Single family home prices (excluding condos) increased 9.2 percent from a year ago; in King County the gain was nearly 14.6 percent, climbing from $480,000 to $550,000. That countywide median price is higher than September (which was $538,000) but lower than the year-to-date peak of $573,522 in June.
Condo prices increased $20,000 from a year ago (more than 7.3 percent), climbing from $265,500 to $285,000. The median price on closed sales of condos in King County was $320,000, about 10 percent higher than a year ago. Inventory area-wide fell more than 21 percent, leaving only 1.1 months of supply.
While prices continue to appreciate, Wilson said the “appraisal situation” is tempering activity. “We’ve spent the last 20 years improving the closing process, making it faster and more efficient. With the reduced number of appraisers in the marketplace now, we are seeing 2-to-4 weeks being adding to closing times, and costs doubling or tripling.”
Along with appraisal delays and seasonal adjustments, another industry leader mentioned reports indicating real estate markets nationwide are experiencing an “election cycle slowdown” due to the uncertainty surrounding next week’s elections. “People may be taking a ‘wait and see’ approach before buying or selling,” said Mike Grady. However, he added, “We believe that regardless of who wins, there will be no major impact on the Puget Sound region’s economy.”

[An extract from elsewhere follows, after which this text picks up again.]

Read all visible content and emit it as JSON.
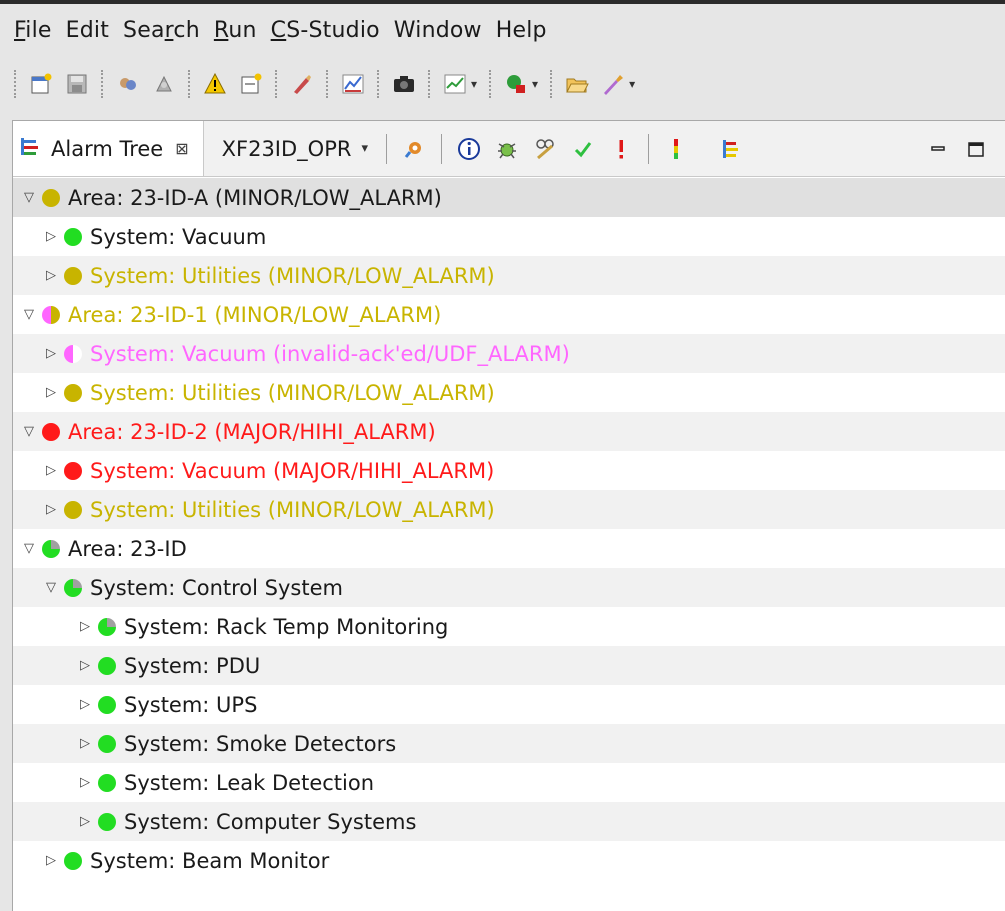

Grady cited solid local economic indicators and the Federal Reserve’s decision on Wednesday to hold off on increasing interest rates as signals for a good time for home buyers and sellers to make a move. “It actually could be a great window of opportunity,” he stated.
MLS director George Moorhead also commented on jitters associated with Election Day. “We are hearing concerns from buyers relocating from other countries and how policies may change job security,” he stated.

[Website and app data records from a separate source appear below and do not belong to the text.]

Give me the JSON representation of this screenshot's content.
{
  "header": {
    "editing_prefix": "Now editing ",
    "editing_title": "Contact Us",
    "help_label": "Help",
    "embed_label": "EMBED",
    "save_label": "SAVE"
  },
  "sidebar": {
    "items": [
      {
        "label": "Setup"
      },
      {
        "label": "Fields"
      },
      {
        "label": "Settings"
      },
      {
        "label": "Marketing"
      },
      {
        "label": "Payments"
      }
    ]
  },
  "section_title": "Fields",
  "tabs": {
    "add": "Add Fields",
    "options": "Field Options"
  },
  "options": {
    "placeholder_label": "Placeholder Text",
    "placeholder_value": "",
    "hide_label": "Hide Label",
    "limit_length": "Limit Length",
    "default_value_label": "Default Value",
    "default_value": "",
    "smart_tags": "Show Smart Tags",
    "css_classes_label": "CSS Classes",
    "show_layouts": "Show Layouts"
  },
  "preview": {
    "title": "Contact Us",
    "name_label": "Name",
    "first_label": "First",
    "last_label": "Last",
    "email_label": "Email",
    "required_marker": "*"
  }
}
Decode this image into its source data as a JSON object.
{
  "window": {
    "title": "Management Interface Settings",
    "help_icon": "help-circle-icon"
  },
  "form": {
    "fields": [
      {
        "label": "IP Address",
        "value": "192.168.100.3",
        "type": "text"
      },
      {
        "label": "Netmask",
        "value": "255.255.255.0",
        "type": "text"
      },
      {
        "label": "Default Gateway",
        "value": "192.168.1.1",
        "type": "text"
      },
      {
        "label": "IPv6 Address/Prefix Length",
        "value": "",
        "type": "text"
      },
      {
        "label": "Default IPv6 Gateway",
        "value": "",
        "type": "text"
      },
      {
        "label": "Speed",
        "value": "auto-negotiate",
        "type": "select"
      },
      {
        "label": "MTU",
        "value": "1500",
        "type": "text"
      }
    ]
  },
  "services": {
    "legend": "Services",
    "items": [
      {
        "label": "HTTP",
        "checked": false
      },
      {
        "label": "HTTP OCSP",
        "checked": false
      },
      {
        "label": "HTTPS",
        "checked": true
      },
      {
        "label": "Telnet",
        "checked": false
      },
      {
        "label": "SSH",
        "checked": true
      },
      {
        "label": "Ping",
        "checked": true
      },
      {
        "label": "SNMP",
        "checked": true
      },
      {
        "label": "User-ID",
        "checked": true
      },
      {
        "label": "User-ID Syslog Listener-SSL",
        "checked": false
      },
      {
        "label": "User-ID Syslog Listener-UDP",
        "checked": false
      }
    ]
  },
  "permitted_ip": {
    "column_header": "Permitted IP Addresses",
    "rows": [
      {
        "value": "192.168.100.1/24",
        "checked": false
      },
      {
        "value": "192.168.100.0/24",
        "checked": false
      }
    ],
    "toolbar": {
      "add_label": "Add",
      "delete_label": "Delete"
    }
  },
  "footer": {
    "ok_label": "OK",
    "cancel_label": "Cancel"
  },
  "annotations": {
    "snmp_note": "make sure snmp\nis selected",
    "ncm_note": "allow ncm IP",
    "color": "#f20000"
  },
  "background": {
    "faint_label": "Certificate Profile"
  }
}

On an encouraging note for buyers, Moorhead said there has been more flexibility involving new construction incentives and upgrades, notably among larger national builders wanting to close out inventory. He believes it’s been at least 18 months since such offers were available to buyers.
“New construction projects are still going forward and are only hampered by the lack of available land for larger development sites,” reported Moorhead. Both national and mid-sized local builders are completing smaller 4-to-6 lot plats, even though they prefer plats of at least 12 lots, according to Moorhead.
Asked about activity from foreign investors who might be shifting attention from British Columbia to markets in Washington because of tax hikes and other measures being imposed there, and recent reports of plunging sales, brokers with Northwest MLS had varied reactions:
Moorhead said they’re seeing an increase in foreign money, but it’s more in the commercial arena. He also noted they are a hearing of foreign buyers looking not just in Puget Sound, but also in California, Texas and other states.
Gary O’Leyar described it as “a great example of what happens when you impose a restriction (excessive taxes or restraints) onto a free market. Although the circumstances are not exactly the same, rent control in a free trade market could have similar detrimental results.”
Grady’s response was: “It’s not at all surprising that pending sales in Vancouver (B.C.) dropped comparing month-to-month, after the huge surge that happened in the final month before the new fees commenced.”
Beeson was upbeat. “This move [by the British Columbia government] to put an additional tax burden on foreign investors should bring smiles to Washington brokers, particularly in the Greater Seattle and Eastside markets. It's only a matter of time until these investors find a welcome mat out just a few miles south of Vancouver and property prices worth writing home about.”
Northwest Multiple Listing Service, owned by its member real estate firms, is the largest full-service MLS in the Northwest. Its membership of nearly 2,100 member offices includes more than 25,000 real estate professionals. The organization, based in Kirkland, Wash., currently serves 23 counties in Washington state.